November 16, 2004


Ivory Coast casts doubt over Paris’s global policies: With nine soldiers dead and a former colony in chaos, the French have one simple question. Why? (Hugh Schofield, 11/14/04, Sunday Herald)

It was not supposed to have been like this. Five or so years ago the last Socialist government – but with the full support of the Gaullist Chirac – exercised a U-turn in policy to Africa.

Gone, supposedly, were the days of sending in the troops to prop up dubious dictators with dubious financial links to political parties in Paris. “Francafrique,” the network of interests and collusions devised under Charles de Gaulle’s continental fixer Jacques Foccart, was a dis credited anachronism, and instead came in notions of accountability and co- operation on the road to democratic reform.

The coup attempt in Ivory Coast in September 2002 was a case study. In the old days, Paris would have sent in a few Foreign Legion troop- transporters from Chad to back up President Laurent Gbagbo, who was, after all, chosen in what was claimed to be a democratic election. Instead France decided that the rebels under Guillaume Sorro had a point.

Gbagbo was engaged in a policy of ethnic favouritism which was indefensible, Chirac decided, so he should be persuaded to give ground. French policy forced through the Marcoussis Accords of January 2003 under which the two sides were supposed to embark on national reconciliation, and in the meantime thousands of French troops “interposed them selves” – in Chirac’s words – to patrol the shaky ceasefire line.

Almost two years later and the wheel seems to have come full circle. A phone call from the Élysée Palace in the early afternoon of Saturday November 6 was all it took to put France straight back into interventionist mode.

In an air-raid conducted by Gbgabo’s two newly acquired Sukhoi-25 Frogfoot fighter-bombers, eight French troops and an American civilian had been killed at an encampment in the rebel-held town of Bouake. A ninth later died. French intelligence indicated the attack was deliberate. The jets, which had been bombing rebel targets for two days, were piloted by mercenaries from Belarus, and made several passes over the encampment before striking. French flags and markings were everywhere.

Within two hours three Mirage jets from a French base in Chad had destroyed the two Sukhoi-25s on the ground at the airport of the capital Yamoussoukro. Five attack helicopters were also wrecked, as well as Gbagbo’s own personal helicopter which, in a supreme indignity, was struck in the gardens of the presidential palace.

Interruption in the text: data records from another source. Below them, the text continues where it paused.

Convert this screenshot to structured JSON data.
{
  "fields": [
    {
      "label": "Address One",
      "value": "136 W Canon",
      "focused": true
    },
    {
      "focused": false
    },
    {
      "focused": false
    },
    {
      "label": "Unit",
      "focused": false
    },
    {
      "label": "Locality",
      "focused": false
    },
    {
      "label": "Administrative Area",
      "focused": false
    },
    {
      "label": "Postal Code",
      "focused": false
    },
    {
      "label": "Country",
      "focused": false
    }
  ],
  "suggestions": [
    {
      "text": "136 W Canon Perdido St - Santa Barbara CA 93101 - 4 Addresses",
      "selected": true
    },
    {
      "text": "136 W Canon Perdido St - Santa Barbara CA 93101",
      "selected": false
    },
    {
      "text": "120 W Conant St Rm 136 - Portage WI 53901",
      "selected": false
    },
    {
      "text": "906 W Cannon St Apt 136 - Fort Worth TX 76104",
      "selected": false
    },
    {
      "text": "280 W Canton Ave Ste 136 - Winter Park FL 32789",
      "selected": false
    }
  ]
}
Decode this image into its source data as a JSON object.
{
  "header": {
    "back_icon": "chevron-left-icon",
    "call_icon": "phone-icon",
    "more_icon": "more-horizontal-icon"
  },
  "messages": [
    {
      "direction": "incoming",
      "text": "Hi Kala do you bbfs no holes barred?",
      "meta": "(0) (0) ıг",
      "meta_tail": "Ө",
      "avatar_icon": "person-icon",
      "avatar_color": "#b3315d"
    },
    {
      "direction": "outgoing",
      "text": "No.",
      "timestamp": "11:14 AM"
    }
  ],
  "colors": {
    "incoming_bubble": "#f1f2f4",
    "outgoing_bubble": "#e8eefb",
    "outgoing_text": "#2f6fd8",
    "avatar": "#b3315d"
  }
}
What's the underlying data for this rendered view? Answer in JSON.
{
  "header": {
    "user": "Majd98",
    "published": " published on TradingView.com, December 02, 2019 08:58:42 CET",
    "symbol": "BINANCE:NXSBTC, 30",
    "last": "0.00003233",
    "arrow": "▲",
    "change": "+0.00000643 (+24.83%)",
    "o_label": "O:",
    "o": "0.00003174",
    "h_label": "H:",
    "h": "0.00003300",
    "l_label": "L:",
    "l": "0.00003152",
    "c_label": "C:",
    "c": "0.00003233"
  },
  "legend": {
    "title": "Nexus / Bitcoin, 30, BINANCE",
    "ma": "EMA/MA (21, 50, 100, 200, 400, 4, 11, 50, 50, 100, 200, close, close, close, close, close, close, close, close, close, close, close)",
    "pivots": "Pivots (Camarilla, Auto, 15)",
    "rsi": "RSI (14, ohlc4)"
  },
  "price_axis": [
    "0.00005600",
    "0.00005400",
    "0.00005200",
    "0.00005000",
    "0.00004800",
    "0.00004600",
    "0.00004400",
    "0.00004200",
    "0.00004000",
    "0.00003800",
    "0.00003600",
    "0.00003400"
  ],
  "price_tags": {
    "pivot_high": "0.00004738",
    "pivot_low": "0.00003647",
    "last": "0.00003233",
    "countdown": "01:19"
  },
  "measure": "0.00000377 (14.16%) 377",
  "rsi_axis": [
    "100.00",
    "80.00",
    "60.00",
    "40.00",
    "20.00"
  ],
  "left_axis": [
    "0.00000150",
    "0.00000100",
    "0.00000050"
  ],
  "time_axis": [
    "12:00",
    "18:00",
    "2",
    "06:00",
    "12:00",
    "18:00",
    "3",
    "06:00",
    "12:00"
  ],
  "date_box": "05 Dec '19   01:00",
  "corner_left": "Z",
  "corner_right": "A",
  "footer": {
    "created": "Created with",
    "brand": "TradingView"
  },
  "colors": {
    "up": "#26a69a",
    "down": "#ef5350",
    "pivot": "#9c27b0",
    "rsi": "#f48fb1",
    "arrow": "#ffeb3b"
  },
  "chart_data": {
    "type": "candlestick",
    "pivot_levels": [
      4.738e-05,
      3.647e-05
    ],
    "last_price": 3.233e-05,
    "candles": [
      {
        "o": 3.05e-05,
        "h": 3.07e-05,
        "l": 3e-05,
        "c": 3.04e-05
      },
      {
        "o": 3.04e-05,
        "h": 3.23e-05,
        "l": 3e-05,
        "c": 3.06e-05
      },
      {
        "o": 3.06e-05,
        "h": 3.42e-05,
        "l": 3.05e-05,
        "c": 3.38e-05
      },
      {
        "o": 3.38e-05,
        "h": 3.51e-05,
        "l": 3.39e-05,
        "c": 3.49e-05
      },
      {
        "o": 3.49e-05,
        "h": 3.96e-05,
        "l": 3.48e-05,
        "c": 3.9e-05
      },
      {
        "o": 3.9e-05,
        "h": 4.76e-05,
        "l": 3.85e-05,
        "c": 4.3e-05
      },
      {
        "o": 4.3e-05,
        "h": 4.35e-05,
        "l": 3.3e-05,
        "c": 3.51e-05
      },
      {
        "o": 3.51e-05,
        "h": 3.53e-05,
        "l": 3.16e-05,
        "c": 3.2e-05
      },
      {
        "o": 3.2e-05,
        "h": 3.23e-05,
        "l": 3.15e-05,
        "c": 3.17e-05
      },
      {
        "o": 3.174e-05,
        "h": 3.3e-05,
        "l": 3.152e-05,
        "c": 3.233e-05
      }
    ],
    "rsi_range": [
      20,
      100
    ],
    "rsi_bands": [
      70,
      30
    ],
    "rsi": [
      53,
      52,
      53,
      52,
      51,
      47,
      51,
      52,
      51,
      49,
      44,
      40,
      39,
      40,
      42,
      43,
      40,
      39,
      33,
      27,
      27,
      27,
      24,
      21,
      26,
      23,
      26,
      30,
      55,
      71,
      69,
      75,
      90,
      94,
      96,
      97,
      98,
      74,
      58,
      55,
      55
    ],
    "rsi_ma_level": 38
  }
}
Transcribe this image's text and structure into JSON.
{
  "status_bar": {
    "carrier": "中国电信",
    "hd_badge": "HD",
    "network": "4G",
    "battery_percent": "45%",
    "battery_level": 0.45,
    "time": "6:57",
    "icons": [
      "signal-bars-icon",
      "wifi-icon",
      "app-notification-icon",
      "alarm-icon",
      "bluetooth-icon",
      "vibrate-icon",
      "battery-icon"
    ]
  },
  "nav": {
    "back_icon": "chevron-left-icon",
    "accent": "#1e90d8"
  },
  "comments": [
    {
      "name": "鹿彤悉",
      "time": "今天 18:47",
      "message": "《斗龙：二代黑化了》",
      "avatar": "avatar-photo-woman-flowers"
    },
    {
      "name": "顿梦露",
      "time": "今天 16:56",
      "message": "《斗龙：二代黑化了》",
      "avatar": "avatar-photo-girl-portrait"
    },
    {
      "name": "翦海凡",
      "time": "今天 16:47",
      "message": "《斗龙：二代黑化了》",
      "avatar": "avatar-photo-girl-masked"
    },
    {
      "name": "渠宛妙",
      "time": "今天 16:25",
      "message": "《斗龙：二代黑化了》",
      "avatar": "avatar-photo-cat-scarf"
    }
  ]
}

After that came the descent into chaos – the riots and looting in Abidjan, the French reinforcements, the evacuations and the stories now emerging of rape and brutality. Only by the end of last week was there a semblance of normality returning in Abidjan – but by every account it was a frail apparition. The truth is that more than 40 years after independence the French are loathed in Ivory Coast today far more than they ever were in colonial days. The blame may lay squarely with an ignoble search for scapegoats in another failed African nation-state, but a triumph for French foreign policy it certainly isn’t.

As many commentators are pointing out in Paris, France’s post-Francafrique doctrine badly needs definition. At the moment it is a wandering compass-needle of engagement and non-engagement, whose precise position at any given moment is the sole prerogative of the head of state.

With his overarching powers in foreign policy, it was Chirac who determined that 4000 French troops should take part in Operation Unicorn to separate the warring parties. It was a genuine sign of French commitment to its former colony, even though it left the troops dangerously exposed. And then it was Chirac who single-handedly decided it was time for US-style unilateral military intervention a week ago. Again, it was a genuine expression of anger and no doubt fully justifiable, but it left the troops even more exposed.

“Hardly anyone here in France understands what our policies in Ivory Coast are supposed to be,” Le Figaro newspaper argued last week. “Do we want to re-occupy to impose democracy? Do we just want to consolidate the ceasefire line? Or is it merely a question of ‘defending French interests’? Nobody knows.”

Merely a question of pretending to be a great power.

Posted by Orrin Judd at November 16, 2004 6:51 AM

Repeat after me, France:

The Sun King is no longer on the throne.
Napoleon Bonaparte is no longer on the throne.
Richileu is no longer the brains behind the throne.
You are no longer The Superpower, if you ever were one in the first place.
The universe cannot have more than one center, and you're not it.

Posted by: Ken at November 16, 2004 12:34 PM

But they are the heirs of Charlemagne! They gave us French fries, French toast, and French cut green beans! Notre Dame isn't just a university in Indiana you know.

Posted by: Philip at November 17, 2004 1:57 PM

Philip: No.
Ken: Yes.

Posted by: Robert Schwartz at November 17, 2004 6:52 PM

The new French national anthem: "Grand Illusion" by Styx.

Posted by: Dave at November 17, 2004 10:06 PM